Withdrawal or Abstinence Syndromes Clonidine is effective in decreasing the sympathetic nervous system hyperactivity observed in opiate withdrawal. Doses of 0.3–0.5 mg/d are used for the 2–3 weeks of the withdrawal period. Although it is highly unpleasant, opiate withdrawal is not physically dangerous or life-threatening per se in adults (unlike alcohol withdrawal). However, withdrawal syndromes in newborns of street abusers are fatal in 3–30% of cases.
Methadone maintenance (to avoid withdrawal or abstinence syndromes) is a widely used treatment strategy in the management of opiate addiction. Long-acting oral methadone is most convenient: 1 mg methadone is equivalent to 3 mg morphine, 1 mg heroin, or 20 mg meperidine. Most patients receive 10–25 mg methadone bid, with higher doses given if withdrawal symptoms break through. Although methadone has mood-elevating effects in some individuals, maintenance nevertheless leads to reduced opiate and nonopiate drug use, reduced criminal behavior, and decreased symptoms of depression.
L-Alpha-acetylmethadol (LAAM) is a long-acting synthetic narcotic that may be given only 3 times a week; however, some pts experience nervousness and stimulation on LAAM. Buprenorphine is a partial receptor agonist that blocks some of the subjective effects of narcotics and may be as effective as low-dose methadone in maintenance treatment.
To help prevent relapses in the abstinent pt, the oral antagonist naltrexone is used in doses of 50–150 mg/d. It blocks the euphoric and analgesic effects of the opiate when a pt relapses and uses narcotics.
Chronic Pain Syndromes Physicians should avoid encouraging narcotic addiction in pts with established chronic pain syndromes (this is to be distinguished from prescribing adequate analgesia in pts with acute pain). Once tolerance and physical dependence are established in the pt with a chronic pain syndrome, withdrawal and abstinence syndromes will intensify the pt’s pain and confuse the management of an already difficult problem. Pts should be educated that medications will be used to minimize the effects of pain on their physical function but that they will not abolish the pain entirely. Nonpharmacologic approaches to pain management should also be part of the treatment plan.

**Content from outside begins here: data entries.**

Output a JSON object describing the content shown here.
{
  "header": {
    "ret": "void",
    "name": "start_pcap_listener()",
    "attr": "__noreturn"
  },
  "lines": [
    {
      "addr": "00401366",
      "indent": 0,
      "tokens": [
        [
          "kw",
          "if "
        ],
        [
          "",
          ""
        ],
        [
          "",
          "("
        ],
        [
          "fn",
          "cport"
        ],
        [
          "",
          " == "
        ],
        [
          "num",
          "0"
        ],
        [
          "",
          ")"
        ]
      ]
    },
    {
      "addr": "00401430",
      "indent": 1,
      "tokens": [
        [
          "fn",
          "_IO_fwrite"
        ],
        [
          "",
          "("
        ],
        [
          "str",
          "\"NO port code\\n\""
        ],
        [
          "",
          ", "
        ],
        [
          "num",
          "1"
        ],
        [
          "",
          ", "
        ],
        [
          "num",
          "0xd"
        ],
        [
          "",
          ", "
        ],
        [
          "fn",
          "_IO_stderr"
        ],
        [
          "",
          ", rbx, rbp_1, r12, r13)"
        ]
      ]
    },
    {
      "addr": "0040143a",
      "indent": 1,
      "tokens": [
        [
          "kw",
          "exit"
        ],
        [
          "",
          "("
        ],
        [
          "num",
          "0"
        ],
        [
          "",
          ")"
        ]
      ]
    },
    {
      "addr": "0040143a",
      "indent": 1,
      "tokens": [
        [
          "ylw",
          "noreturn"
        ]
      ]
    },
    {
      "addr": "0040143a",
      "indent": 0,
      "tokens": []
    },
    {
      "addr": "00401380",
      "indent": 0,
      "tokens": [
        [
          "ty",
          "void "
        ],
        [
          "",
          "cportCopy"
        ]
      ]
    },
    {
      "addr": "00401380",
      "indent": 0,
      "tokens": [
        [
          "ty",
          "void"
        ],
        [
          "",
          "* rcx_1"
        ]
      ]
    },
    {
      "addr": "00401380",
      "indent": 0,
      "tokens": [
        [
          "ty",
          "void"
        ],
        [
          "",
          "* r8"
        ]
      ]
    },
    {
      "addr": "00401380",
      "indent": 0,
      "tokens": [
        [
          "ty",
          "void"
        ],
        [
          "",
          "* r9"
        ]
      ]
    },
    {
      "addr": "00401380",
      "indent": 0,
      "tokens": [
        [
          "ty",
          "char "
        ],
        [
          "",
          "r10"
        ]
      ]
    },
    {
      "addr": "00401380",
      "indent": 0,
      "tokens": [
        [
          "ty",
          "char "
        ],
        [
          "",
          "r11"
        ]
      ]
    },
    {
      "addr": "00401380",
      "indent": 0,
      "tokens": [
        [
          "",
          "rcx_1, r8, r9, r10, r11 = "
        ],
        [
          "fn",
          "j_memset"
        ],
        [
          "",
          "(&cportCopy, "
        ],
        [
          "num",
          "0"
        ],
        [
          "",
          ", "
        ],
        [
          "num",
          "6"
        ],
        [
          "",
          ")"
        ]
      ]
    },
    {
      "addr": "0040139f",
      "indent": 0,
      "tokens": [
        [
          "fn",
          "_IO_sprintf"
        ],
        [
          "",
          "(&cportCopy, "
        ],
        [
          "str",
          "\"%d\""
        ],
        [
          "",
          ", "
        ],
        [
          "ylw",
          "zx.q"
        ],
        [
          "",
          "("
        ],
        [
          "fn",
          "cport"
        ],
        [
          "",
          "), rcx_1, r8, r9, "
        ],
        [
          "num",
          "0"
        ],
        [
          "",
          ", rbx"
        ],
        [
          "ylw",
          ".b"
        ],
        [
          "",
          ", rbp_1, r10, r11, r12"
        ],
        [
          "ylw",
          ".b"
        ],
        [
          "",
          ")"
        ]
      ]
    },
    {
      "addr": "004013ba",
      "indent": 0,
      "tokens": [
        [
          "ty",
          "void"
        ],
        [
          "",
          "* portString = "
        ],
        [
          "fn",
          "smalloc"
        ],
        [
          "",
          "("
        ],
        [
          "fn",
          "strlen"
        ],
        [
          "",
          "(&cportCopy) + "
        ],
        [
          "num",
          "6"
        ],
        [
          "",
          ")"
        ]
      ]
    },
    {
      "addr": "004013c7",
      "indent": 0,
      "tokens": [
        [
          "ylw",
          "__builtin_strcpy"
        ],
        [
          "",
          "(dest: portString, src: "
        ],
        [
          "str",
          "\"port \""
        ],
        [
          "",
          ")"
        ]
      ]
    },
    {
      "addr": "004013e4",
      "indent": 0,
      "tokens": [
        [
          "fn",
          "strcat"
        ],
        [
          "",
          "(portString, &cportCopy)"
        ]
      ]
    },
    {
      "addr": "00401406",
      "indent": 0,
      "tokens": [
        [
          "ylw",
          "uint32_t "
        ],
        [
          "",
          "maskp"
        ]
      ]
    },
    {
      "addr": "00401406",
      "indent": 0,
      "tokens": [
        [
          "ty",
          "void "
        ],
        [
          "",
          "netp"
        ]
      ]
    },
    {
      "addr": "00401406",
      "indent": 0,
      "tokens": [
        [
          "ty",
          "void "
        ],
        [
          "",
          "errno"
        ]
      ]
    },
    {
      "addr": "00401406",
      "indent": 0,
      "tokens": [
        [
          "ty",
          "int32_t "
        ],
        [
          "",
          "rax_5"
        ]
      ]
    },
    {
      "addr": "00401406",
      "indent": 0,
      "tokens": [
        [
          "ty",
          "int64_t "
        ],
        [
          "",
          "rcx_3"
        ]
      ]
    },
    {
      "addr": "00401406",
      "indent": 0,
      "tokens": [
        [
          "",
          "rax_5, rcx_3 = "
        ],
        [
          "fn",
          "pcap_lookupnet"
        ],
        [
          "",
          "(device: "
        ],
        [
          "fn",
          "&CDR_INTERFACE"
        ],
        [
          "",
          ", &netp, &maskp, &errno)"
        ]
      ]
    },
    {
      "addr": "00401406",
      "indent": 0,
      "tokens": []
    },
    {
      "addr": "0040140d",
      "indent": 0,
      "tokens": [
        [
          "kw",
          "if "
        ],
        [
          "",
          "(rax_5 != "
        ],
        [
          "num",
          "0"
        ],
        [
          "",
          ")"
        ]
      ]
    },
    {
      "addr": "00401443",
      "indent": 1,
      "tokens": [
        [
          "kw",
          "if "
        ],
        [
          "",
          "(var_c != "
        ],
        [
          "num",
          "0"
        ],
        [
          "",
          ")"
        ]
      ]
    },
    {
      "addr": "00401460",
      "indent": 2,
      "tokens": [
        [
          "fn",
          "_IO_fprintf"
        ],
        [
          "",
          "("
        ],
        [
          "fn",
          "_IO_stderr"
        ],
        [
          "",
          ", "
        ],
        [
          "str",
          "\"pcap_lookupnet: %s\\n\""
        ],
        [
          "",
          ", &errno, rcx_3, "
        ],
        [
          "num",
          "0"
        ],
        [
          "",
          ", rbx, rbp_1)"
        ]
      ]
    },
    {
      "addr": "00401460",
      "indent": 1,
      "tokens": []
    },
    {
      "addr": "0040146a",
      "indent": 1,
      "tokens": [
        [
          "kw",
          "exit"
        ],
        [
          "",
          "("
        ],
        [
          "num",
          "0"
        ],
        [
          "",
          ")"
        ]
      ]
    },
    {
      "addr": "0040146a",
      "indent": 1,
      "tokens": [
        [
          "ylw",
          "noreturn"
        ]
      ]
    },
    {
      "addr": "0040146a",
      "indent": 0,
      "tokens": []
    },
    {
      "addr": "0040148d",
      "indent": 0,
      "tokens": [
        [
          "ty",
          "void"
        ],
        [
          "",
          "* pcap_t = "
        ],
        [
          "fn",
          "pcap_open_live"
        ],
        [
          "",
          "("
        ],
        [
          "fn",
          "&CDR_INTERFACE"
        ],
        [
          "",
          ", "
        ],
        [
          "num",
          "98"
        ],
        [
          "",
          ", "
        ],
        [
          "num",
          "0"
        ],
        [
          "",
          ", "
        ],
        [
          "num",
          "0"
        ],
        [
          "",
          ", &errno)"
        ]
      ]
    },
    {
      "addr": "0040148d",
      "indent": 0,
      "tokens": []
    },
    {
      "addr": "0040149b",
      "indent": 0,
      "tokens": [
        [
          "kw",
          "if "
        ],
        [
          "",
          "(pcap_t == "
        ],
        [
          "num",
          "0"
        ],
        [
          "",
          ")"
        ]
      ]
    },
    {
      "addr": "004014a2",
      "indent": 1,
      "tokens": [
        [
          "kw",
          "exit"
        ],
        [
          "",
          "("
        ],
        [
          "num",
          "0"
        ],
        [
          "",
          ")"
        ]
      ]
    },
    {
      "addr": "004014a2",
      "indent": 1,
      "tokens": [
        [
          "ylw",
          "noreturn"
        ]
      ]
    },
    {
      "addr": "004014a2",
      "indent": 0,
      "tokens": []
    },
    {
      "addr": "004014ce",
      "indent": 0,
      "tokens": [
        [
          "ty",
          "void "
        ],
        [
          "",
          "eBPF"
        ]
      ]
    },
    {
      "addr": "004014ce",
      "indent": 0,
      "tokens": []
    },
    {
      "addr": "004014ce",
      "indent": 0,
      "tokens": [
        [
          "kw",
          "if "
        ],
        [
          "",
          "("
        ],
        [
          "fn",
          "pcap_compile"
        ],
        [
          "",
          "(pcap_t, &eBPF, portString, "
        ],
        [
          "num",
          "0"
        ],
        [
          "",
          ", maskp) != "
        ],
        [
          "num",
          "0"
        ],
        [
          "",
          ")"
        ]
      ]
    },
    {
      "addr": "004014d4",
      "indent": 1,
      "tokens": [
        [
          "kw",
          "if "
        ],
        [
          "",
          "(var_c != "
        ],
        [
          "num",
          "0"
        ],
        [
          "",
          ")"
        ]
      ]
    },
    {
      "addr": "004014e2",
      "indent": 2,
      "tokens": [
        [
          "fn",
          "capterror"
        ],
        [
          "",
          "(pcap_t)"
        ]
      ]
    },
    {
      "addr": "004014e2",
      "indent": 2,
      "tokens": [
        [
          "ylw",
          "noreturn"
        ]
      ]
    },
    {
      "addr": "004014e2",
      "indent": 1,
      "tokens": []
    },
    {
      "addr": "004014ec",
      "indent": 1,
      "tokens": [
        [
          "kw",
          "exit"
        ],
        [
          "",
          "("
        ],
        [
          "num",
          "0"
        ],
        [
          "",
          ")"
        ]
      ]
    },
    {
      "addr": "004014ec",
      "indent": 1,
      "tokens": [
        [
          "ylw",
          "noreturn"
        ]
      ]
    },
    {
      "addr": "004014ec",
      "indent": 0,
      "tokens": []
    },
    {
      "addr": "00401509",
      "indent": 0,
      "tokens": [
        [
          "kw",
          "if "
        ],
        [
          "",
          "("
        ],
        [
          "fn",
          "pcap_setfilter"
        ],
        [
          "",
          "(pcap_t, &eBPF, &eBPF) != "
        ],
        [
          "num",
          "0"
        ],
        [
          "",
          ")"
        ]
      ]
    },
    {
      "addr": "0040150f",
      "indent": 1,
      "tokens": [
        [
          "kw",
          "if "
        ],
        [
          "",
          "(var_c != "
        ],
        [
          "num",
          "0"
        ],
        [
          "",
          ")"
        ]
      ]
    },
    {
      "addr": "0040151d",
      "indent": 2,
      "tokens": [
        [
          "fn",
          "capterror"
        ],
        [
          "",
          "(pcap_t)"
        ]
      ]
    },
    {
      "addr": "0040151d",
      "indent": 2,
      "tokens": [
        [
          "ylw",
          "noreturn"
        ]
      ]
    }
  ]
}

Identification of the Chronic Narcotic User Blood and urine screens for opiates, or the naloxone challenge test, can be used to identify chronic narcotic users. In the naloxone challenge test, 0.4 mg is given slowly IV over 5 min, and the pt is observed for 1–2 h for signs of withdrawal.
Realistic expectations for rehabilitation are possible only when the pt is motivated to make a long-term commitment to a drug-free lifestyle. Specialized counseling and peer programs, including Narcotics Anonymous, are a mainstay of treatment. In many cases, adjunctive pharmacologic management is helpful, either to block the euphoric effects of opiates or to impede withdrawal/abstinence syndromes (discussed above). Any co-morbid psychiatric diagnoses (the “dual diagnosis” pt) must be evaluated and treated vigorously.
Special issues exist for medical staff. Physicians should never prescribe opiates for themselves or members of their families. Medical organizations need to be prepared to identify and rehabilitate substance-impaired physicians as quickly as possible.
For a more detailed discussion, see Shuckit MA, Segal DS: Opioid Drug Abuse and Dependence, Chap. 388, p. 2567, in HPIM-15.